And in case you need some reminding, "free" usually doesn't come as a price tag descriptor in New York. With $35 spin classes and gym membership initiation fees that can top $500, working out can equate to a second rent if you're not careful. This is why I was glad to discover that the good-hearted Yogis of the world are still trying to spread their health practices to everyone, even if that means doling out sessions for free sometimes. So, before we get started on the recap of my own free yoga experience, here are a few helpful links:

If you're group-exercise averted like me, it's nice to know you don't have to commit to a series of pre-paid classes just to get your yoga fix every now and again.

So, that all being said, Thursday evening came and off to Bryant Park we went.  Strolling in a mere 10 minutes before “class” was to start, we were happily surprised to find about 40-50 perfectly placed yoga mats still available for the taking. After all, we had planned on using Steph’s paint-laden towels as our ghetto yoga mat replacements, so this was a significant upgrade.

Our next surprise came in the form of a series of cirque du soleil–esq performances put on by the Yoga Works team, otherwise known as super-in-shape-motherf*ckers-with-mindblowing-bodies. I guess it was supposed to be an inspiring way to start the class - and it was – but it also kind of felt like having your Spanish teacher look directly at you on the first day of class and ramble on in complete foreign-language mode.

Like, lo siento, prof. No hablo espanol, yet.

Anyway, after the slightly intimidating observational yoga session was over, class got going. I had been wondering how we were all going to follow along, but it proved to be a very coordinated experience. On the loud speaker, in the middle of Manhattan, an incredibly soothing voice began coaching us through each move.

Having taken yoga a handful of times previously, we didn’t have much trouble hanging in there, physically. I guess Yoga Works figures if they're leading a free class for 500+ strangers, they may as well stick to the basics (P.S. thanks for that). What we did have trouble with, though, was paying attention.

Allow me to remind you that neither Steph nor I are exactly Yogis (duh). On a good day, I have the attention span of a gnat and the energy of small chihuahua. So, between immature fits of laughter and listening to the guy next to us continuously gossip, I was having a little trouble getting into my om-zone. Then, like a namaste booby trap, Steph spotted a chick two rows ahead of us who had an AVOCADO tattooed on the inside of her arm. An AVOCADO, YOU GUYS.  Naturally, we then played an unspoken game of spot-the-avocado-tat-and-snicker for about 5 minutes or so. 

Moral Of The Story: partaking in outdoor yoga really slates the odds against you in terms of the whole attention span struggle.

Other Moral Of The Story: amidst all the joking and various distractions in the form of cell phones, avocados and  hula-hoopers on the lawn behind us (mental note: join this group next time), it’s really a good time overall. About 40 minutes into the session and sixty-seven hundred downward dogs later, my muscles were loosening a bit and I even stopped hearing the rumblings of Midtown.
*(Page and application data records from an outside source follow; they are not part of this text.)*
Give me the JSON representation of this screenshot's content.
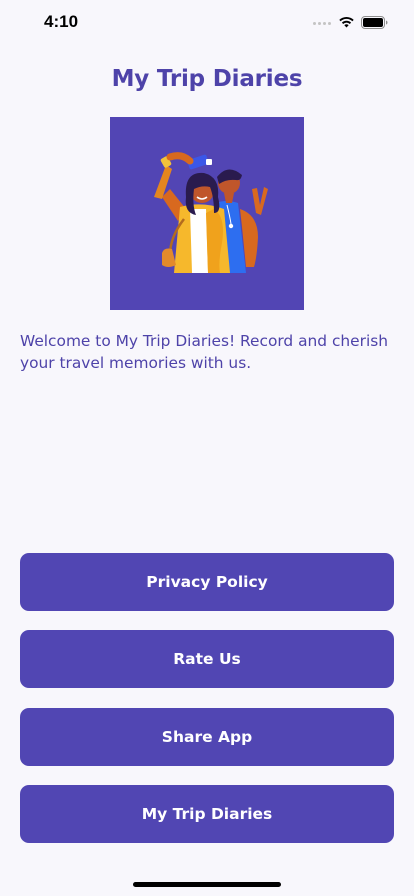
{
  "status_bar": {
    "time": "4:10",
    "icons": [
      "signal-dots-icon",
      "wifi-icon",
      "battery-icon"
    ]
  },
  "app": {
    "title": "My Trip Diaries",
    "hero_image": "friends-taking-selfie-illustration",
    "welcome_text": "Welcome to My Trip Diaries! Record and cherish your travel memories with us."
  },
  "actions": {
    "privacy_label": "Privacy Policy",
    "rate_label": "Rate Us",
    "share_label": "Share App",
    "more_label": "My Trip Diaries"
  },
  "colors": {
    "accent": "#5146b3",
    "title": "#4e43a9",
    "background": "#f8f7fc",
    "button_text": "#ffffff"
  }
}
Furthermore, we had originally been set on leaving at the 45-minute mark, because #letsbereal, 60 minutes is just a lot for anything. However, upon us making it to 6:45, we suddenly didn’t feel such an immediate urge to leave. Instead, we took the liberty to “freestyle” a bit, if you will, stretching more to our liking and hanging out in corpse pose for a  bit.

Feeling stretched and at ease, we picked up our belongings and then did what any relaxed New Yorker might do: went for a post workout beer!

* Free Yoga Picks were selected from Lisa's site over at Cheap in the City